Data extracted from a collection
━━━━
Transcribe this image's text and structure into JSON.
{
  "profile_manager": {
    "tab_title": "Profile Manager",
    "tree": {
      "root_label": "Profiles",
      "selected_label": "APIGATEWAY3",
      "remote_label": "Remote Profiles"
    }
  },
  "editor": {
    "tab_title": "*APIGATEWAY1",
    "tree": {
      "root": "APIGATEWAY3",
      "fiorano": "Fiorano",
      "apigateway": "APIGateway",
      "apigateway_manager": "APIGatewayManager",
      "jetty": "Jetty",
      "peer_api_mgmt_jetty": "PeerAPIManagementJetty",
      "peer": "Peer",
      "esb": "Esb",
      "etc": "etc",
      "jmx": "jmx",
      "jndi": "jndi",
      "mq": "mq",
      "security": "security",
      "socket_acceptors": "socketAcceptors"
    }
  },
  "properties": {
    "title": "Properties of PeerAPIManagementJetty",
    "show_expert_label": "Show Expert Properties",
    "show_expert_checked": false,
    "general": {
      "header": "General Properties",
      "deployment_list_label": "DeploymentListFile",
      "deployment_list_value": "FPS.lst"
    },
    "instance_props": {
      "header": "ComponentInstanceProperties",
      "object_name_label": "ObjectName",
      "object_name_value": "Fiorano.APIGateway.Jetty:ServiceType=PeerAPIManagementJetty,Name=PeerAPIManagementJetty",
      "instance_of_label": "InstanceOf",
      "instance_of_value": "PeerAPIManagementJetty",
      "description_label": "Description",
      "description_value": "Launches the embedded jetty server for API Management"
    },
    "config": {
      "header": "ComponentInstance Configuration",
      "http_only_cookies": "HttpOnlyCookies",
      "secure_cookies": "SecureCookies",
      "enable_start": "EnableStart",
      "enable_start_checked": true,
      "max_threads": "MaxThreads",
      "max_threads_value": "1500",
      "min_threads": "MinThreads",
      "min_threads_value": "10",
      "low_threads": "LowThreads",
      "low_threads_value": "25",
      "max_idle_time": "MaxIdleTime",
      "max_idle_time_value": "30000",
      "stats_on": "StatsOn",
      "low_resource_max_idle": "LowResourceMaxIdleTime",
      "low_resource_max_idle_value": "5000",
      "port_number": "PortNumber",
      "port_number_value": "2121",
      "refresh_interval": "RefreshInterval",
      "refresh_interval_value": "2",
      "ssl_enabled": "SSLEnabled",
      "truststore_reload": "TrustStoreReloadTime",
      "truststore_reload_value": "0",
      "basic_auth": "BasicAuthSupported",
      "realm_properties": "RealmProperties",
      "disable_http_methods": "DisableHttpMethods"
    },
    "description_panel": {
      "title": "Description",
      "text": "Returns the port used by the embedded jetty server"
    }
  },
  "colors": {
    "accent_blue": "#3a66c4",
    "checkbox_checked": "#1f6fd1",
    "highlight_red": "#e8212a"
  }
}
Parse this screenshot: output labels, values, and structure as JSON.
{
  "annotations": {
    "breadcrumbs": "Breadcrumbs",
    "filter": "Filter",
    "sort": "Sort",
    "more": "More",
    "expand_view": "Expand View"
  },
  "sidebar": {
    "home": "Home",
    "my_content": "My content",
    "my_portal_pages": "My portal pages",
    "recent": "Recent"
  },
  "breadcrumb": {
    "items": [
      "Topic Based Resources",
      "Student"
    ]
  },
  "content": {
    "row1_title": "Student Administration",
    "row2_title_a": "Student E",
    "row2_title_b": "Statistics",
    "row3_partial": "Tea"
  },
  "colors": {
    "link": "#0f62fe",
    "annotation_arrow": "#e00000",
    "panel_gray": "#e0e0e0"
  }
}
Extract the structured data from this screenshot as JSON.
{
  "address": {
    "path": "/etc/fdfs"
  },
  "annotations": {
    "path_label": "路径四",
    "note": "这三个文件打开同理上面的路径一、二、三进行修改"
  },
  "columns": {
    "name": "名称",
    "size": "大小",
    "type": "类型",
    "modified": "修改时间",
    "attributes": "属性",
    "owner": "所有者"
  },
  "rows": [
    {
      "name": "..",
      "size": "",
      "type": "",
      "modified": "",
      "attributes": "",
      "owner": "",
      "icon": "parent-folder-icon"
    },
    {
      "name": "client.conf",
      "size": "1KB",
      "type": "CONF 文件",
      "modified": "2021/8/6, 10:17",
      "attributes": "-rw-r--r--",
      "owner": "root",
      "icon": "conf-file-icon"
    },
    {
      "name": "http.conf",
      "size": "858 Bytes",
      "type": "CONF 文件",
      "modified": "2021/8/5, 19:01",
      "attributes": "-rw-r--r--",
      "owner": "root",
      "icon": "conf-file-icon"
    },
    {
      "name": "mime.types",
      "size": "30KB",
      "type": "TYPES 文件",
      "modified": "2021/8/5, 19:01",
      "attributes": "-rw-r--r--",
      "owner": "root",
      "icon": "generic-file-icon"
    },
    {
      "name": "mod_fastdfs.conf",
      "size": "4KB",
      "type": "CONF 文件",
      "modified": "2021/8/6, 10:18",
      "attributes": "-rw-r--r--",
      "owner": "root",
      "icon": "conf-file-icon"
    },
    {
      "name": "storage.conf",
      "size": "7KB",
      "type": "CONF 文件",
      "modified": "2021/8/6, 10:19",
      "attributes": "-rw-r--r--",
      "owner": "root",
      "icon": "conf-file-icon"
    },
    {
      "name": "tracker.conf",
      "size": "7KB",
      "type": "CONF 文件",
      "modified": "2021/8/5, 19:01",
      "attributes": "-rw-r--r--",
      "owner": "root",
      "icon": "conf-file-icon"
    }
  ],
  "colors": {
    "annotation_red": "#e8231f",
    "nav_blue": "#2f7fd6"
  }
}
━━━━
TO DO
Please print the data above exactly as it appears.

EXERCISE SOLUTION
Transcribe this image's text and structure into JSON.
{
  "profile_manager": {
    "tab_title": "Profile Manager",
    "tree": {
      "root_label": "Profiles",
      "selected_label": "APIGATEWAY3",
      "remote_label": "Remote Profiles"
    }
  },
  "editor": {
    "tab_title": "*APIGATEWAY1",
    "tree": {
      "root": "APIGATEWAY3",
      "fiorano": "Fiorano",
      "apigateway": "APIGateway",
      "apigateway_manager": "APIGatewayManager",
      "jetty": "Jetty",
      "peer_api_mgmt_jetty": "PeerAPIManagementJetty",
      "peer": "Peer",
      "esb": "Esb",
      "etc": "etc",
      "jmx": "jmx",
      "jndi": "jndi",
      "mq": "mq",
      "security": "security",
      "socket_acceptors": "socketAcceptors"
    }
  },
  "properties": {
    "title": "Properties of PeerAPIManagementJetty",
    "show_expert_label": "Show Expert Properties",
    "show_expert_checked": false,
    "general": {
      "header": "General Properties",
      "deployment_list_label": "DeploymentListFile",
      "deployment_list_value": "FPS.lst"
    },
    "instance_props": {
      "header": "ComponentInstanceProperties",
      "object_name_label": "ObjectName",
      "object_name_value": "Fiorano.APIGateway.Jetty:ServiceType=PeerAPIManagementJetty,Name=PeerAPIManagementJetty",
      "instance_of_label": "InstanceOf",
      "instance_of_value": "PeerAPIManagementJetty",
      "description_label": "Description",
      "description_value": "Launches the embedded jetty server for API Management"
    },
    "config": {
      "header": "ComponentInstance Configuration",
      "http_only_cookies": "HttpOnlyCookies",
      "secure_cookies": "SecureCookies",
      "enable_start": "EnableStart",
      "enable_start_checked": true,
      "max_threads": "MaxThreads",
      "max_threads_value": "1500",
      "min_threads": "MinThreads",
      "min_threads_value": "10",
      "low_threads": "LowThreads",
      "low_threads_value": "25",
      "max_idle_time": "MaxIdleTime",
      "max_idle_time_value": "30000",
      "stats_on": "StatsOn",
      "low_resource_max_idle": "LowResourceMaxIdleTime",
      "low_resource_max_idle_value": "5000",
      "port_number": "PortNumber",
      "port_number_value": "2121",
      "refresh_interval": "RefreshInterval",
      "refresh_interval_value": "2",
      "ssl_enabled": "SSLEnabled",
      "truststore_reload": "TrustStoreReloadTime",
      "truststore_reload_value": "0",
      "basic_auth": "BasicAuthSupported",
      "realm_properties": "RealmProperties",
      "disable_http_methods": "DisableHttpMethods"
    },
    "description_panel": {
      "title": "Description",
      "text": "Returns the port used by the embedded jetty server"
    }
  },
  "colors": {
    "accent_blue": "#3a66c4",
    "checkbox_checked": "#1f6fd1",
    "highlight_red": "#e8212a"
  }
}
Parse this screenshot: output labels, values, and structure as JSON.
{
  "annotations": {
    "breadcrumbs": "Breadcrumbs",
    "filter": "Filter",
    "sort": "Sort",
    "more": "More",
    "expand_view": "Expand View"
  },
  "sidebar": {
    "home": "Home",
    "my_content": "My content",
    "my_portal_pages": "My portal pages",
    "recent": "Recent"
  },
  "breadcrumb": {
    "items": [
      "Topic Based Resources",
      "Student"
    ]
  },
  "content": {
    "row1_title": "Student Administration",
    "row2_title_a": "Student E",
    "row2_title_b": "Statistics",
    "row3_partial": "Tea"
  },
  "colors": {
    "link": "#0f62fe",
    "annotation_arrow": "#e00000",
    "panel_gray": "#e0e0e0"
  }
}
Extract the structured data from this screenshot as JSON.
{
  "address": {
    "path": "/etc/fdfs"
  },
  "annotations": {
    "path_label": "路径四",
    "note": "这三个文件打开同理上面的路径一、二、三进行修改"
  },
  "columns": {
    "name": "名称",
    "size": "大小",
    "type": "类型",
    "modified": "修改时间",
    "attributes": "属性",
    "owner": "所有者"
  },
  "rows": [
    {
      "name": "..",
      "size": "",
      "type": "",
      "modified": "",
      "attributes": "",
      "owner": "",
      "icon": "parent-folder-icon"
    },
    {
      "name": "client.conf",
      "size": "1KB",
      "type": "CONF 文件",
      "modified": "2021/8/6, 10:17",
      "attributes": "-rw-r--r--",
      "owner": "root",
      "icon": "conf-file-icon"
    },
    {
      "name": "http.conf",
      "size": "858 Bytes",
      "type": "CONF 文件",
      "modified": "2021/8/5, 19:01",
      "attributes": "-rw-r--r--",
      "owner": "root",
      "icon": "conf-file-icon"
    },
    {
      "name": "mime.types",
      "size": "30KB",
      "type": "TYPES 文件",
      "modified": "2021/8/5, 19:01",
      "attributes": "-rw-r--r--",
      "owner": "root",
      "icon": "generic-file-icon"
    },
    {
      "name": "mod_fastdfs.conf",
      "size": "4KB",
      "type": "CONF 文件",
      "modified": "2021/8/6, 10:18",
      "attributes": "-rw-r--r--",
      "owner": "root",
      "icon": "conf-file-icon"
    },
    {
      "name": "storage.conf",
      "size": "7KB",
      "type": "CONF 文件",
      "modified": "2021/8/6, 10:19",
      "attributes": "-rw-r--r--",
      "owner": "root",
      "icon": "conf-file-icon"
    },
    {
      "name": "tracker.conf",
      "size": "7KB",
      "type": "CONF 文件",
      "modified": "2021/8/5, 19:01",
      "attributes": "-rw-r--r--",
      "owner": "root",
      "icon": "conf-file-icon"
    }
  ],
  "colors": {
    "annotation_red": "#e8231f",
    "nav_blue": "#2f7fd6"
  }
}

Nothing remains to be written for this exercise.